Last reviewed 8 August 2018
Only a small percentage of disabled employees require reasonable adjustments that actually cost the employer anything says Nicola Mullineux.
Examples of reasonable adjustments that don’t incur a cost include the following.
Flexible working hours (or a phased return to work following an accident).
A designated parking space.
Providing a ground floor workstation if the employee struggles with mobility.
Allowing the employee to choose their own desk/workspace.
Allocating some of the tasks of the role to another employee or have two or more employees share responsibility.
If the individual struggles with sight, make sure they work in a well-lit area.
If the individual struggles with hearing, make sure phones and other equipment are adjusted so the employee can hear them.
There are many, many more no-cost adjustments that can be made, depending on the employee’s condition.
Current figures show that approximately one in eight people in the UK have a disability, but 92% of those individuals are not wheelchair bound. Many disabled individuals have “non-visible” conditions as defined by the Equality Act 2010. These can range from issues such as diabetes to musculoskeletal disorders. Most of these individuals will not require costly adjustments to accommodate them.
Of course, in some cases there will be a cost, especially with more specialist or physically demanding roles.
The average cost of a reasonable adjustment varies depending on particular reports and publications, but the estimate lies somewhere between £30–£180 per individual. The size (and cost) of the adjustment is usually relative to the size of your company. A larger company has the capacity to make greater adjustments, and so, is expected to do so.
The best starting point for considering adjustments is to ask if reasonable adjustments will need to be made to accommodate the individual during their interview. Do not ask the individual to disclose a disability as this is a breach of the Equality Act 2010, and you could face a discrimination claim as a result. If the individual is offered the role, you can inquire as to whether those adjustments will also be suitable for them to take on the role.

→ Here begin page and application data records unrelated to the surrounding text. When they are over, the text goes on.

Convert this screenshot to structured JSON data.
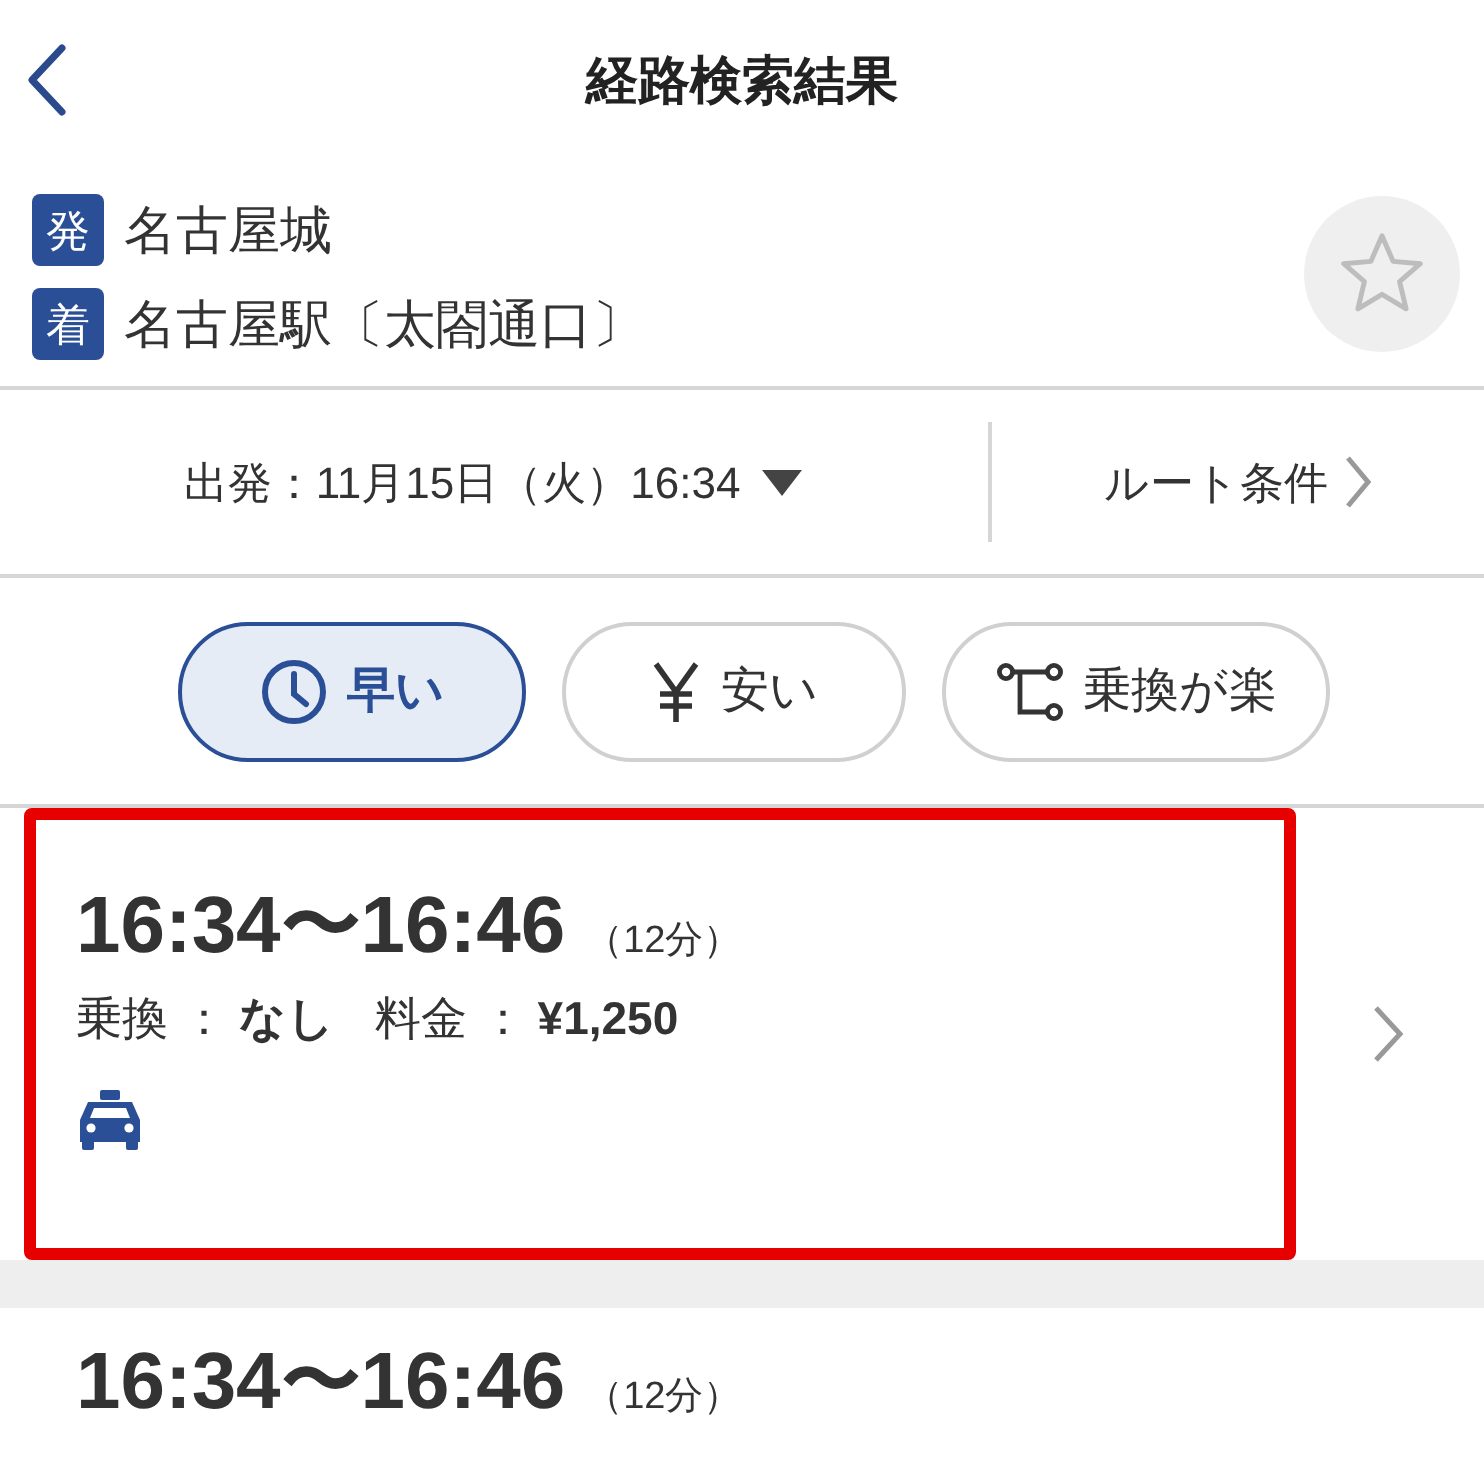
{
  "header": {
    "title": "経路検索結果"
  },
  "stations": [
    {
      "badge": "発",
      "name": "名古屋城"
    },
    {
      "badge": "着",
      "name": "名古屋駅〔太閤通口〕"
    }
  ],
  "departure": {
    "label": "出発：11月15日（火）16:34"
  },
  "route_conditions": {
    "label": "ルート条件"
  },
  "sort_tabs": [
    {
      "kind": "clock",
      "label": "早い",
      "selected": true
    },
    {
      "kind": "yen",
      "label": "安い",
      "selected": false
    },
    {
      "kind": "transfer",
      "label": "乗換が楽",
      "selected": false
    }
  ],
  "routes": [
    {
      "time": "16:34〜16:46",
      "duration": "（12分）",
      "transfer_label": "乗換 ：",
      "transfer": "なし",
      "fare_label": "料金 ：",
      "fare": "¥1,250",
      "transport": {
        "kind": "taxi"
      },
      "highlighted": true
    },
    {
      "time": "16:34〜16:46",
      "duration": "（12分）",
      "highlighted": false
    }
  ]
}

In some circumstances, where a cost is required to make adjustments, you can get help and funding from the Government through Access to Work.
So, to summarise, the vast majority of disabled employees will not require costly adjustments to be made to accommodate them. For those who do require adjustments, the cost is often minimal, and even then, employers can get access to support and funding from the Government.
For more information and advice on managing the costs of employing disabled individuals, contact Croner on 0808 1454 436.